“I’m not sure there’s a reasonable argument to say we want to make it easier for more people to get on the welfare system,” said Assemblyman Brian Jones, R-Santee. “We want to make it easier for people to get off the welfare system.”

In 2007, then-Gov. Arnold Schwarzenegger vetoed a similar bill, saying it would provide “an opportunity for increased fraud.”

The California District Attorneys Association lobbied against the bill this year and asked Brown for a veto.

“Why are we getting rid of a deterrent that hopefully keeps people from seeking duplicate benefits?” said Cory Salzillo, director of legislation for the association. “Let’s make sure that when the government says certain people should be getting (benefits) that the ones that aren’t entitled to them aren’t accessing them illegally.”

LAUSD schools brace for new wave of layoffs

Angel Barrett, principal of Plummer Elementary in North Hills, stays busy at her campus, where she regularly supervises her nearly 1,000 students during meal breaks, answers parent phone calls, translates teacher conferences and even trims rose bushes.

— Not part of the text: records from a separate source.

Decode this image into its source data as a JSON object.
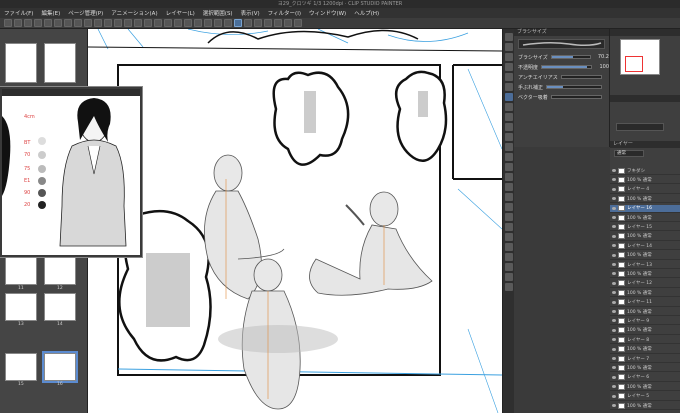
{
  "window": {
    "title": "ヨ29_クロツギ 1/3 1200dpi · CLIP STUDIO PAINTER"
  },
  "menu": [
    "ファイル(F)",
    "編集(E)",
    "ページ管理(P)",
    "アニメーション(A)",
    "レイヤー(L)",
    "選択範囲(S)",
    "表示(V)",
    "フィルター(I)",
    "ウィンドウ(W)",
    "ヘルプ(H)"
  ],
  "toolprops": {
    "header": "ブラシサイズ",
    "rows": [
      {
        "label": "ブラシサイズ",
        "value": "70.2",
        "fill": 0.55
      },
      {
        "label": "不透明度",
        "value": "100",
        "fill": 0.9
      },
      {
        "label": "アンチエイリアス",
        "value": "",
        "fill": 0.0
      },
      {
        "label": "手ぶれ補正",
        "value": "",
        "fill": 0.3
      },
      {
        "label": "ベクター吸着",
        "value": "",
        "fill": 0.0
      }
    ]
  },
  "layers": {
    "header": "レイヤー",
    "blend": "通常",
    "items": [
      {
        "name": "フキダシ",
        "sel": false
      },
      {
        "name": "100 % 通常",
        "sel": false
      },
      {
        "name": "レイヤー 4",
        "sel": false
      },
      {
        "name": "100 % 通常",
        "sel": false
      },
      {
        "name": "レイヤー 16",
        "sel": true
      },
      {
        "name": "100 % 通常",
        "sel": false
      },
      {
        "name": "レイヤー 15",
        "sel": false
      },
      {
        "name": "100 % 通常",
        "sel": false
      },
      {
        "name": "レイヤー 14",
        "sel": false
      },
      {
        "name": "100 % 通常",
        "sel": false
      },
      {
        "name": "レイヤー 13",
        "sel": false
      },
      {
        "name": "100 % 通常",
        "sel": false
      },
      {
        "name": "レイヤー 12",
        "sel": false
      },
      {
        "name": "100 % 通常",
        "sel": false
      },
      {
        "name": "レイヤー 11",
        "sel": false
      },
      {
        "name": "100 % 通常",
        "sel": false
      },
      {
        "name": "レイヤー 9",
        "sel": false
      },
      {
        "name": "100 % 通常",
        "sel": false
      },
      {
        "name": "レイヤー 8",
        "sel": false
      },
      {
        "name": "100 % 通常",
        "sel": false
      },
      {
        "name": "レイヤー 7",
        "sel": false
      },
      {
        "name": "100 % 通常",
        "sel": false
      },
      {
        "name": "レイヤー 6",
        "sel": false
      },
      {
        "name": "100 % 通常",
        "sel": false
      },
      {
        "name": "レイヤー 5",
        "sel": false
      },
      {
        "name": "100 % 通常",
        "sel": false
      }
    ]
  },
  "pages": [
    {
      "num": "",
      "sel": false
    },
    {
      "num": "",
      "sel": false
    },
    {
      "num": "",
      "sel": false
    },
    {
      "num": "",
      "sel": false
    },
    {
      "num": "11",
      "sel": false
    },
    {
      "num": "12",
      "sel": false
    },
    {
      "num": "13",
      "sel": false
    },
    {
      "num": "14",
      "sel": false
    },
    {
      "num": "15",
      "sel": false
    },
    {
      "num": "16",
      "sel": true
    }
  ],
  "colors": {
    "accent": "#4c6d99",
    "bluesketch": "#3aa0e0",
    "canvas": "#ffffff"
  }
}
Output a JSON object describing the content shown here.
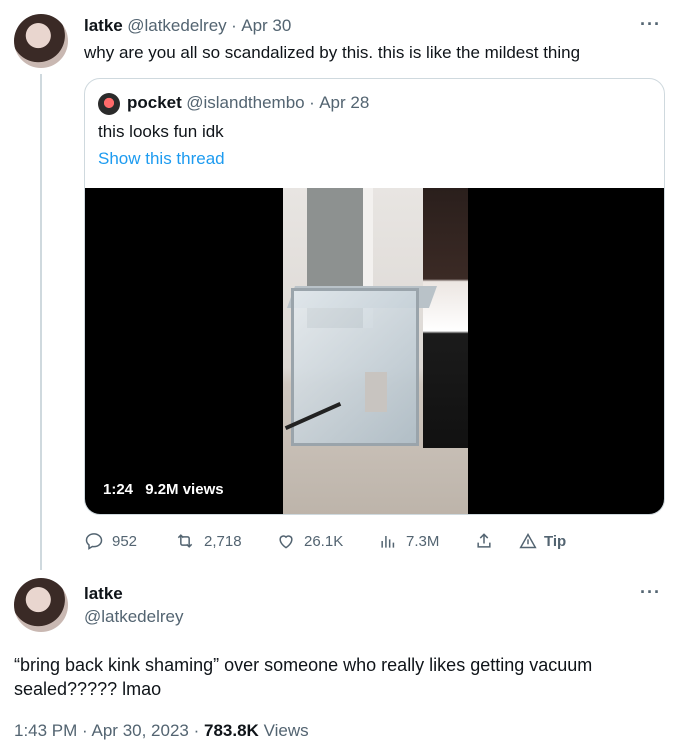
{
  "reply": {
    "display_name": "latke",
    "handle": "@latkedelrey",
    "separator": "·",
    "date": "Apr 30",
    "text": "why are you all so scandalized by this. this is like the mildest thing"
  },
  "quoted": {
    "display_name": "pocket",
    "handle": "@islandthembo",
    "separator": "·",
    "date": "Apr 28",
    "text": "this looks fun idk",
    "show_thread": "Show this thread",
    "video_time": "1:24",
    "video_views": "9.2M views"
  },
  "actions": {
    "replies": "952",
    "retweets": "2,718",
    "likes": "26.1K",
    "views": "7.3M",
    "tip": "Tip"
  },
  "main": {
    "display_name": "latke",
    "handle": "@latkedelrey",
    "text_line1": "“bring back kink shaming” over someone who really likes getting vacuum",
    "text_line2": "sealed????? lmao",
    "time": "1:43 PM",
    "sep1": "·",
    "date": "Apr 30, 2023",
    "sep2": "·",
    "views_count": "783.8K",
    "views_label": "Views"
  },
  "more_glyph": "···",
  "colors": {
    "text": "#0f1419",
    "muted": "#536471",
    "link": "#1d9bf0",
    "border": "#cfd9de"
  },
  "icons": [
    "reply-icon",
    "retweet-icon",
    "like-icon",
    "views-icon",
    "share-icon",
    "tip-icon",
    "more-icon"
  ]
}
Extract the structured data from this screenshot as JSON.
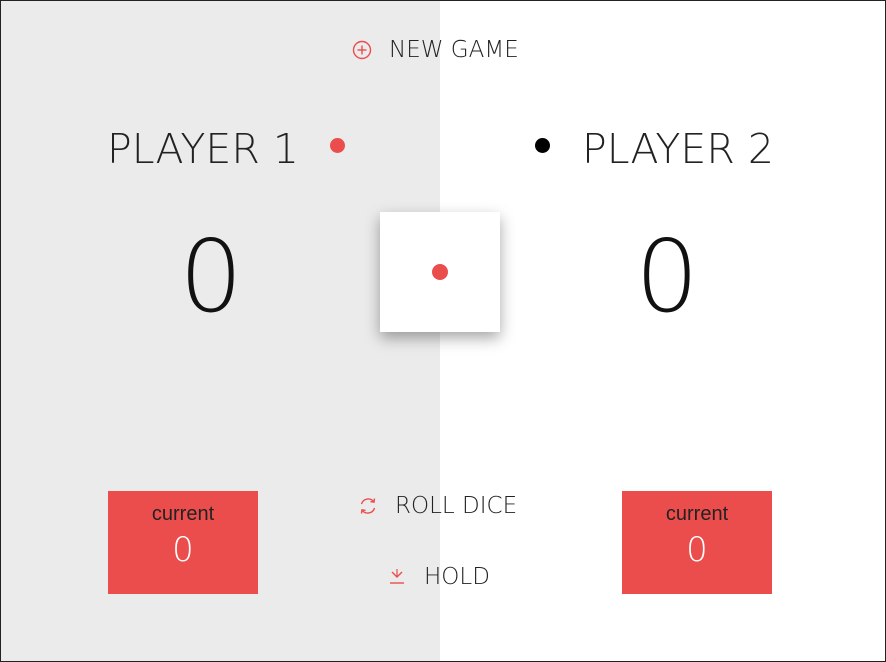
{
  "colors": {
    "accent": "#eb4d4d",
    "inactive_dot": "#000000",
    "left_panel_bg": "#ebebeb",
    "right_panel_bg": "#ffffff",
    "text": "#222222"
  },
  "buttons": {
    "new_game": {
      "label": "NEW GAME",
      "icon": "plus-circle-icon"
    },
    "roll_dice": {
      "label": "ROLL DICE",
      "icon": "refresh-icon"
    },
    "hold": {
      "label": "HOLD",
      "icon": "download-icon"
    }
  },
  "players": [
    {
      "name": "PLAYER 1",
      "score": "0",
      "current_label": "current",
      "current_value": "0",
      "active": true
    },
    {
      "name": "PLAYER 2",
      "score": "0",
      "current_label": "current",
      "current_value": "0",
      "active": false
    }
  ],
  "dice": {
    "value": 1
  }
}
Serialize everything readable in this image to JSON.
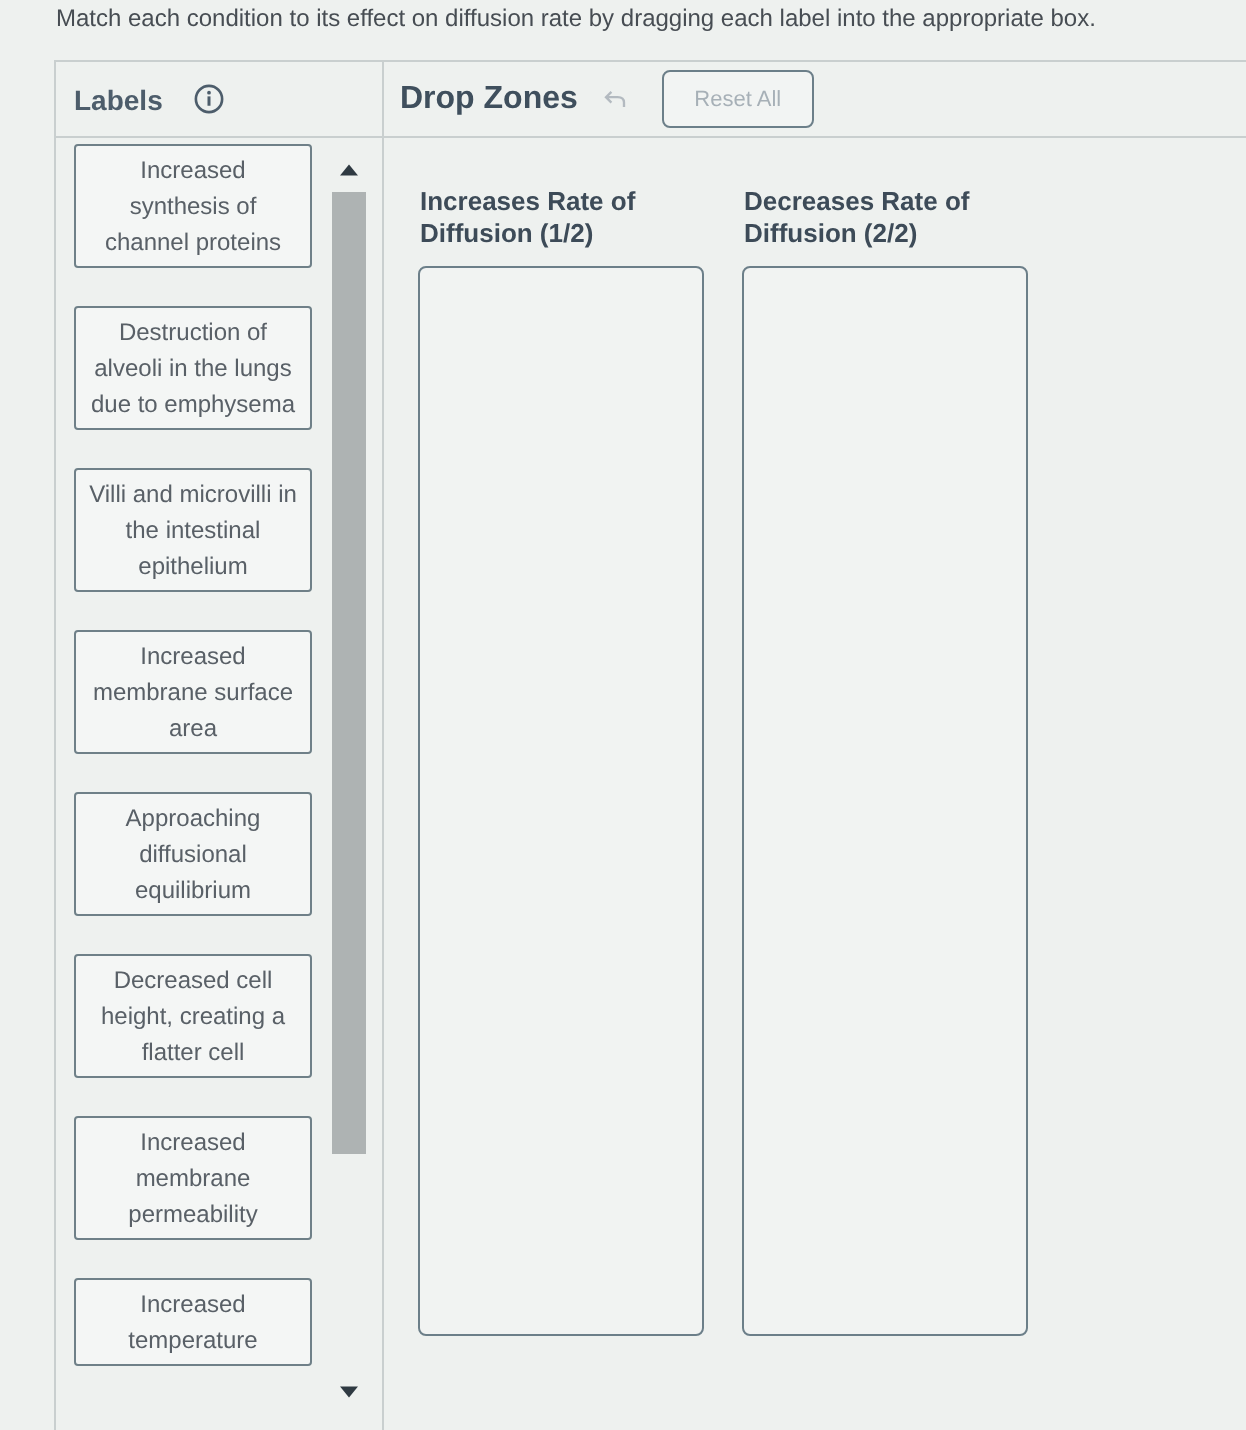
{
  "instruction": "Match each condition to its effect on diffusion rate by dragging each label into the appropriate box.",
  "labels_panel": {
    "title": "Labels",
    "cards": [
      "Increased synthesis of channel proteins",
      "Destruction of alveoli in the lungs due to emphysema",
      "Villi and microvilli in the intestinal epithelium",
      "Increased membrane surface area",
      "Approaching diffusional equilibrium",
      "Decreased cell height, creating a flatter cell",
      "Increased membrane permeability",
      "Increased temperature"
    ]
  },
  "drop_zones_panel": {
    "title": "Drop Zones",
    "undo_button": {
      "disabled": true
    },
    "reset_button": {
      "label": "Reset All",
      "disabled": true
    },
    "zones": [
      {
        "heading": "Increases Rate of Diffusion (1/2)"
      },
      {
        "heading": "Decreases Rate of Diffusion (2/2)"
      }
    ]
  }
}
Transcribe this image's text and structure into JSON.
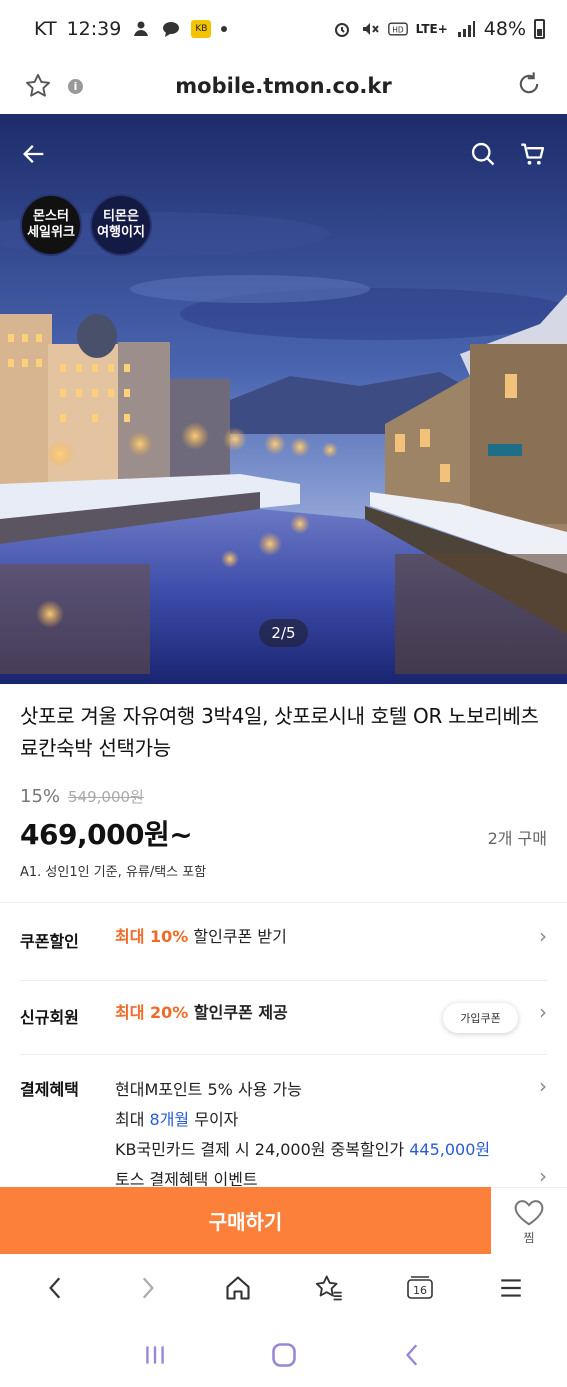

Come next week though, her workload will be growing substantially.

Plummer is set to lose two office clerks and a plant manager Friday, as Los Angeles Unified School District lays off more than 1,100 non-teaching employees to help balance its budget. Plummer already lost a library aide last year, leading to a shutdown of the school’s library.

“I am not complaining … we will find a way to make it work,” Barrett said.

“But at some point we are going to have to look at our new education system and figure out how we continue to take care of our infrastructure when we are losing all of our supports.”

LAUSD officials closed a $408 million budget deficit for the 2011-12 school year using employee concessions and layoffs, including the loss of office clerks, library aides, campus aides and other school workers.

The final cuts to schools were less drastic than “worst-case scenario” predictions district officials presented in February.

After most employee unions agreed to take four furlough days and the state budget appeared to take a turn for the better, many of the more than 7,000 layoffs that had been expected were prevented.

Obama’s Westside campaign office vandalized

Los Angeles police were investigating a Thursday night  incident in which someone shot BB-gun pellets and threw an object into President Obama’s Westside campaign office, authorities said.

The incident was reported at 7:25 p.m. at the office in the 6700 block of South Centinela Avenue.

The person who called in the incident “reported hearing glass breaking and noticed that windows were broken,” LAPD spokeswoman Sara Faden said.

No one was in the office at the time, Faden said. Police did not say what object was thrown into the office.

The LAPD had no immediate description of the vandal and it was not clear if the act was captured on video.

The incident comes days before the president is due to visit Los Angeles to raise money for what is expected to be a bruising 2012 reelection campaign.

Enjoy your morning!